The discovery of the buried remains of 215 children on the grounds of the Kamloops Indian Residential School announced on 20 May 2021 and now 751 unmarked graves on the grounds of the Marieval Indian Residential School on the lands of the Cowessess First Nations, have unleashed an avalanche of calls for Canada to come to a genuine reckoning with our grievous history in relation to the indigenous people of this land.

Since May, there has been much talk of the need for an apology from those who administered the schools which operated in Canada between the 1870s and the 1990s for their, often violent and destructive, behaviour towards the 150,000 indigenous children entrusted to their care.

Some Canadian churches have sought to offer a genuine apology. Other churches have claimed that an apology is unnecessary because one has already been given. 

So, what is the true sound of “I am sorry”? What does genuine apology look like?

If I seek to make a genuine apology:

1. I commit to being self-aware and brutally honest with myself and with you.

Self-awareness and honesty are the only ground in which a real apology can take root and grow. There can be no apology if I do not begin with truth-telling.

I can only offer a real apology after I have been willing to take a cold hard look in the mirror. How did I become a person who could cause such harm?

I need to see myself as I am. I need to dig down deep inside and see the unhealed wounds of my life that lie at the root of my harmful behaviour (nb: I do this, not to excuse my behaviour [see #2 below], but simply to see the truth about myself and to face the lies that made me a person who hurts others).

The evidence that I have done this hard and painful work of self-awareness will be seen in the degree to which I am able to fulfill the remaining five characteristics of a genuine apology.

2. I accept responsibility for my actions.

I will not shirk my responsibility by engaging in explaining, self-justification, or defensiveness. A genuine apology requires an unconditional acknowledgement of my guilt. It is not a platform from which to launch an appeal for understanding of my harmful behaviour.

A real “I am sorry…” is never followed with, “… but you have to understand,” or “…but I couldn’t help myself,” or “… but if you knew what I have suffered,” or “… but the times were different then.”     

As soon as I shift to any form of explanation, I immediately begin to excuse the wrong I have done. I undermine my apology in an attempt to minimize my responsibility.

I need to apologize because I know that my behaviour, my words, or my actions were wrong. A genuine apology says simply, “I know I was wrong and I make no excuse for the wrong I have done.”

3. I acknowledge that the wrong I have done has caused harm.

I am willing to see the pain I have caused; I renounce any attempt to take away or diminish your pain. I may not understand the pain you feel, but I accept unequivocally that your account of the hurt you have experienced is real and valid. I do not try to minimize the harm that I have done.

The path through this pain is yours to take, not mine to impose. You alone have the road map for your healing and it may be vague even for you. I commit to being patient and giving you all the space you feel you need to find your way forward.

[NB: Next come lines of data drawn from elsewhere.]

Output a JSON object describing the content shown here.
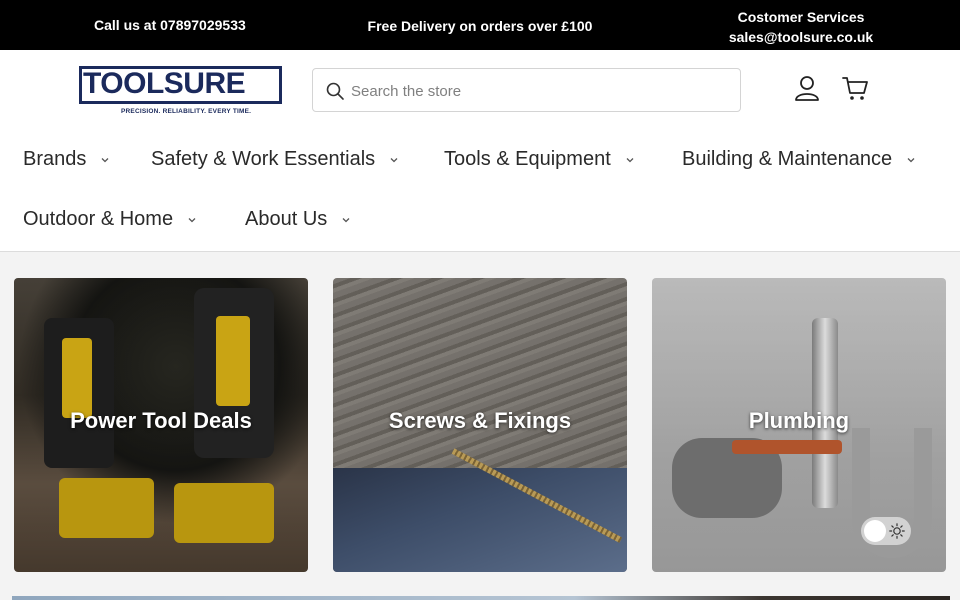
{
  "topbar": {
    "call": "Call us at 07897029533",
    "delivery": "Free Delivery on orders over £100",
    "cs_title": "Costomer Services",
    "cs_email": "sales@toolsure.co.uk"
  },
  "logo": {
    "name": "TOOLSURE",
    "tagline": "PRECISION. RELIABILITY. EVERY TIME."
  },
  "search": {
    "placeholder": "Search the store",
    "value": ""
  },
  "icons": {
    "search": "search-icon",
    "account": "account-icon",
    "cart": "cart-icon",
    "chevron": "chevron-down-icon",
    "theme": "sun-icon"
  },
  "nav": {
    "items": [
      {
        "label": "Brands"
      },
      {
        "label": "Safety & Work Essentials"
      },
      {
        "label": "Tools & Equipment"
      },
      {
        "label": "Building & Maintenance"
      },
      {
        "label": "Outdoor & Home"
      },
      {
        "label": "About Us"
      }
    ]
  },
  "categories": [
    {
      "label": "Power Tool Deals"
    },
    {
      "label": "Screws & Fixings"
    },
    {
      "label": "Plumbing"
    }
  ],
  "colors": {
    "topbar_bg": "#000000",
    "brand_navy": "#1b2a5c",
    "page_bg": "#f3f3f3"
  }
}
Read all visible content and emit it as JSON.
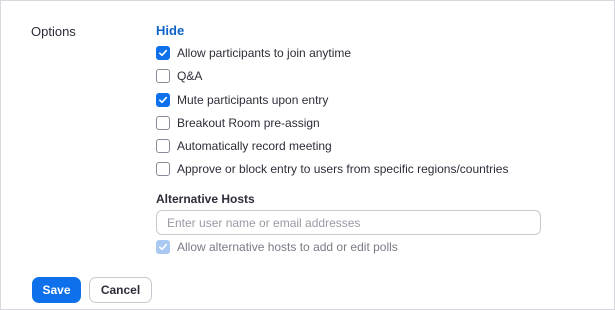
{
  "options": {
    "label": "Options",
    "hide_link": "Hide",
    "items": [
      {
        "label": "Allow participants to join anytime",
        "checked": true
      },
      {
        "label": "Q&A",
        "checked": false
      },
      {
        "label": "Mute participants upon entry",
        "checked": true
      },
      {
        "label": "Breakout Room pre-assign",
        "checked": false
      },
      {
        "label": "Automatically record meeting",
        "checked": false
      },
      {
        "label": "Approve or block entry to users from specific regions/countries",
        "checked": false
      }
    ]
  },
  "alternative_hosts": {
    "title": "Alternative Hosts",
    "placeholder": "Enter user name or email addresses",
    "value": "",
    "poll_option": {
      "label": "Allow alternative hosts to add or edit polls",
      "checked": true,
      "disabled": true
    }
  },
  "actions": {
    "save_label": "Save",
    "cancel_label": "Cancel"
  },
  "colors": {
    "accent": "#0e71eb",
    "link": "#0e63c9",
    "disabled_check": "#a9c9f3"
  }
}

The journey to healing will happen in your time along the lines you feel work for you. My only role is to cooperate with your healing process in whatever way you believe might be helpful.


1-3 are only the beginning of a healing journey. The journey continues with at least three more steps which I will propose tomorrow.